> The CheckPoint solution is in the same class as ANS Interlock--but provides
> more control for the product's owner. It is also in the same price
> range. ANS, a few booths over, claim to have a software only product under
> development (their RS/6000-based system goes for $18k to $25 A YEAR, depending
> on configuration).
It appears that Checkpoint's goal was to provide the transparency of a
screening router, but at the cost of not performing user authentication.
This would be a fundamental difference from most application gateway class
approaches (like the InterLock.) Its a user friendly vs. security tradeoff
that will be attractive to some portion of the Internet population but not
others. Not authenticating the user has ramifications through out a firewall,
for instance loss of user accountability in the logs. Also comparing pricing
models is difficult since our offering includes hardware, software and
7x24 support, not to mention a stratum 1 NTP and optional NNTP feed.
I don't know what Rik had in mind when he says "more control", but from my
*admittedly limited* understanding of the Checkpoint product it seems to have
LESS control and flexibility. The InterLock offers per-user controls,
control over how users are authenticated in each direction (SecurId, Pinpad,
Passwd...), when encryption will (optionally) be used and many other
combinations of granular security policies criteria.
Did anyone else notice that the Checkpoint marketing literature mentioned
support for passing a number of the dangerous protocols (eg. NFS, RPC). Has
anyone heard their position on forwarding these protocols?
As for their discussed GUI, its alittle disturbing that they provide a
*potentially* large X client which could open up vulnerabilities at a very
dangerous time (during security policy definition). IMHO, it is important to
have some type of user friendly interface for novice network and security
administrators to define and manipulate rules (access controls) for many
customers. This interface should also allow for the verification of the
effect of the rule changes prior to putting them into effect on the firewall.
This can be accomplished without graphical widgetry which has the benefit of
being able to run in non X environments.
As most people know, after fighting the internal battles of what security
policy should be enforced, its frequently very tough to communicate and then
verify that policy to a firewall. Due to this difficulty, administrator
configuration mistakes due occur on many filtering router firewalls (as seen
on this list) which can lead to breakins.
> Neosoft was demonstrating in the BSDI booth. Another kernel-based
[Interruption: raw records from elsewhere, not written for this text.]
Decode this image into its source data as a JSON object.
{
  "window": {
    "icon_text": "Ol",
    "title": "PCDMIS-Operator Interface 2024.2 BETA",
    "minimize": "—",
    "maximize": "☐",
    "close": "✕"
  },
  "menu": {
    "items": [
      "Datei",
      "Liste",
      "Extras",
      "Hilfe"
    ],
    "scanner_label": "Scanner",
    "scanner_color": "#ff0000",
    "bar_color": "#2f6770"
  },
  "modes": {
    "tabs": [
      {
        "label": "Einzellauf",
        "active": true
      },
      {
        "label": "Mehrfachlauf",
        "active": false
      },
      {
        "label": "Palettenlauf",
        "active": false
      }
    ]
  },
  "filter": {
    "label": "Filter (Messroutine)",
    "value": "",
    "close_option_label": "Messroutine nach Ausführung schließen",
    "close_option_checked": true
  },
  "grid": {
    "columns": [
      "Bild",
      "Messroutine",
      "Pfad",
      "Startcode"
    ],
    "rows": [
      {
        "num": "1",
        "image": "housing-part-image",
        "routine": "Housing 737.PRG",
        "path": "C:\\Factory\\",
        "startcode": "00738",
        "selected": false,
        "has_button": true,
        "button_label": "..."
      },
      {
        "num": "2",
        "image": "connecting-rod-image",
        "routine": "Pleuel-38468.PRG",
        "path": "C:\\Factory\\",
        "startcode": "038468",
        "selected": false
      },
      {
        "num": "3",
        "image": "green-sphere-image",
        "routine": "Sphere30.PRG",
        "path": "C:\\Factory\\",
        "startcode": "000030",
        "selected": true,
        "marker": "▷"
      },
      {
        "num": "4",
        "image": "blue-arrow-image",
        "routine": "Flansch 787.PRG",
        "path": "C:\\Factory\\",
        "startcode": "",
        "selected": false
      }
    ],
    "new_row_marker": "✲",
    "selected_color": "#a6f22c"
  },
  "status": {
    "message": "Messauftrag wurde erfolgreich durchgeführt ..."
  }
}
I didn't get to see their product, but did get their nifty bumper sticker...
"I'd rather be NetSurfing" :-).
Advanced Network & Services Software Engineer
1875 Campus Commons Dr. sangster @
Suite 220, Reston VA 22091 (703) 758-7706